A few interesting facts about red and grey squirrels

Where can I see red squirrels in Cornwall?

The only place to see Red Squirrels in Cornwall at the moment is at Paradise Park in Hayle. The squirrels here are part of a captive breeding programme, which has provided young captive bred red squirrels for release where populations of grey squirrels allow, including the successful red squirrel project in Anglesey, where a cull of grey squirrels on the island has saved the native red squirrel population, which was down to a handful of individuals. Discounted tickets to Paradise Park are included in our membership package.

How do I tell the difference between a red and grey squirrel?

The main difference is size; red squirrels are about half the size of a grey squirrel, weighing approximately 250g instead of 500g. Red squirrels also have ear tufts, and their ears are elongated and pointy. Grey squirrel's ears are small and rounded, rather like a rat. The colour of a squirrel's coat is not a reliable guide to identification. Some grey squirrels can have coats that appear to be red - often down the sides - and some red squirrels have coats that look quite grey, especially in shaded forest areas.

How many red squirrels are there in the UK?

The red squirrel population in the UK stands at about 120,000 individuals. Of these 75% are in Scotland. By comparison there are estimated to be 3 to 5 million grey squirrels in the UK.

What do red and grey squirrels eat?

Red squirrels eat mainly tree seeds but in spring and early summer they also eat the buds, flowers and shoots of both deciduous and coniferous trees. Other foods include fruits, berries, caterpillars and fungi. Unlike grey squirrels, reds cannot digest seeds with high tannin content, such as acorns, which limits the food sources available for reds. Grey squirrels share food sources with reds however, unlike reds; grey squirrels can feed on seeds with high tannin content, such as acorns, thanks to differences in digestive physiology. As a result, more food sources are available to them and tend to put on 20% in body weight over the autumn, compared with 10% for reds. Grey squirrels also eat birds eggs, and research is being undertaken to establish whether the fall in songbird numbers in the UK could be related to the dense populations of grey squirrels in most English woods.

What habitat do red squirrels like?

Red squirrels are often associated with conifer forests. This is not because this is their favourite habitat, but because it is the only habitat where they have a slight competitive advantage over the grey squirrel. In fact, their preferred habitat is mixed deciduous woodland with occasional conifers, giving a wide range of food sources, from hazel nuts and sweet chestnuts to pine cones.

I'd like to plant some trees which would help a red squirrel population in the future, what's best to plant?

If you'd like something which will fruit quickly and not get too large then elder or hazel are best; both usually fruit within ten years of being planted. These also provide food for other small mammals (including dormice) and birds. If you'd prefer something larger, walnut or sweet chestnut are both stunning trees and once they start producing nuts provide an excellent food resource. If you only want to plant one or two trees it's particularly helpful to plant them in a run of hedging, as a large tree will make travelling along a hedge more appealing for a red squirrel.

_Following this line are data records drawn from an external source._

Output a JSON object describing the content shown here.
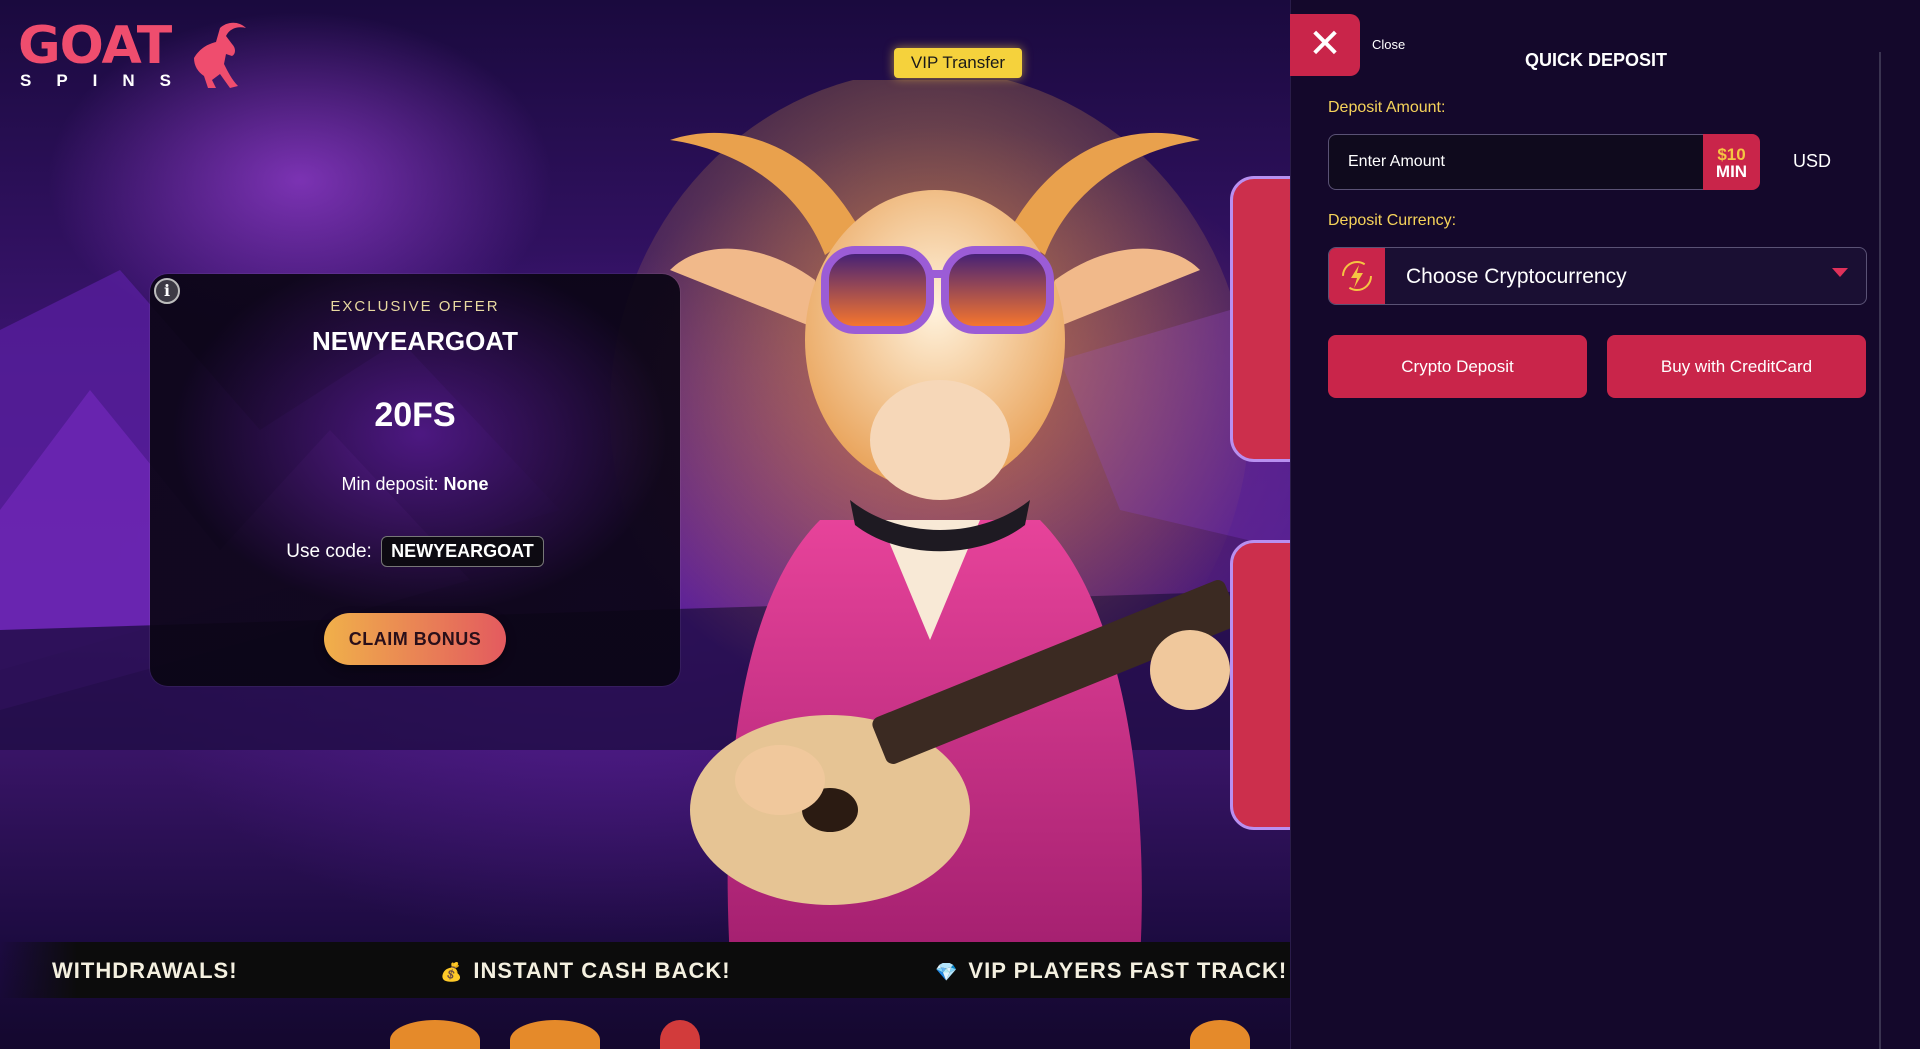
{
  "logo": {
    "brand": "GOAT",
    "sub": "SPINS"
  },
  "vip_transfer": "VIP Transfer",
  "offer": {
    "eyebrow": "EXCLUSIVE OFFER",
    "code_title": "NEWYEARGOAT",
    "amount": "20FS",
    "min_deposit_label": "Min deposit:",
    "min_deposit_value": "None",
    "use_code_label": "Use code:",
    "code": "NEWYEARGOAT",
    "claim_button": "CLAIM BONUS"
  },
  "ticker": [
    {
      "icon": "",
      "text": "WITHDRAWALS!"
    },
    {
      "icon": "money-bag-icon",
      "text": "INSTANT CASH BACK!"
    },
    {
      "icon": "diamond-icon",
      "text": "VIP PLAYERS FAST TRACK!"
    }
  ],
  "panel": {
    "close_label": "Close",
    "title": "QUICK DEPOSIT",
    "amount_label": "Deposit Amount:",
    "amount_placeholder": "Enter Amount",
    "min_badge_top": "$10",
    "min_badge_bottom": "MIN",
    "currency_code": "USD",
    "currency_label": "Deposit Currency:",
    "currency_select": "Choose Cryptocurrency",
    "crypto_deposit_button": "Crypto Deposit",
    "credit_card_button": "Buy with CreditCard"
  },
  "colors": {
    "accent": "#c9254a",
    "label_yellow": "#f6d35a",
    "panel_bg": "#14082b",
    "claim_start": "#f0b04a",
    "claim_end": "#e35a5f"
  }
}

Why can't red and grey squirrels co-habit?

Grey squirrels compete more successfully than red squirrels for food and habitat, they are larger and more robust, and can digest seeds with high tannin content, such as acorns, more efficiently. This means grey squirrels can access a more abundant food supply than red squirrels. As a result, the arrival of grey squirrels in an area occupied by red squirrels tends to cause reduced red squirrel breeding and survival rates leading to a gradual decline in their numbers. In addition, grey squirrels can also carry squirrelpox virus (SQPV), which causes severe clinical disease and mortality in red squirrels without causing any symptoms in the grey carriers. The presence of this disease in grey squirrels in England and Wales has caused the replacement of red squirrels by grey squirrels to happen 17 to 25 times faster than where the greys do not carry the disease. This is why the removal of grey squirrels from the proposed areas for red squirrel reintroductions is absolutely essential. Outbreaks of squirrel pox in red squirrel populations cause absolute devastation, for example, in 2009-2010 squirrel pox in the red squirrel population on Merseyside reduced the red squirrel population by approximately 90%.

Is it legal to kill grey squirrels, surely they are protected wildlife?

It is perfectly legal to kill grey squirrels, and has been since 1937 when the UK Government declared them to be an invasive non-native species. The Grey Squirrel Order of that year made it illegal to import, keep, provide veterinary support to, or release grey squirrels into the wild. Grey squirrels were further defined as a pest species by further government orders in the 1940s, due to their impact on forestry. Much more recently (2007), the UK Minister for Biodiversity declared the grey squirrel to be one of the three most destructive non-native species ever released into the UK. The main reason for this is that grey squirrels, and the disease they carry, are the main reason why red squirrels are on the edge of extinction in mainland England and Wales. As a pest species, it is legal to trap grey squirrels with humane, live catch traps and then kill them. Grey squirrel control is undertaken by trained operators, following an agreed set of guidelines.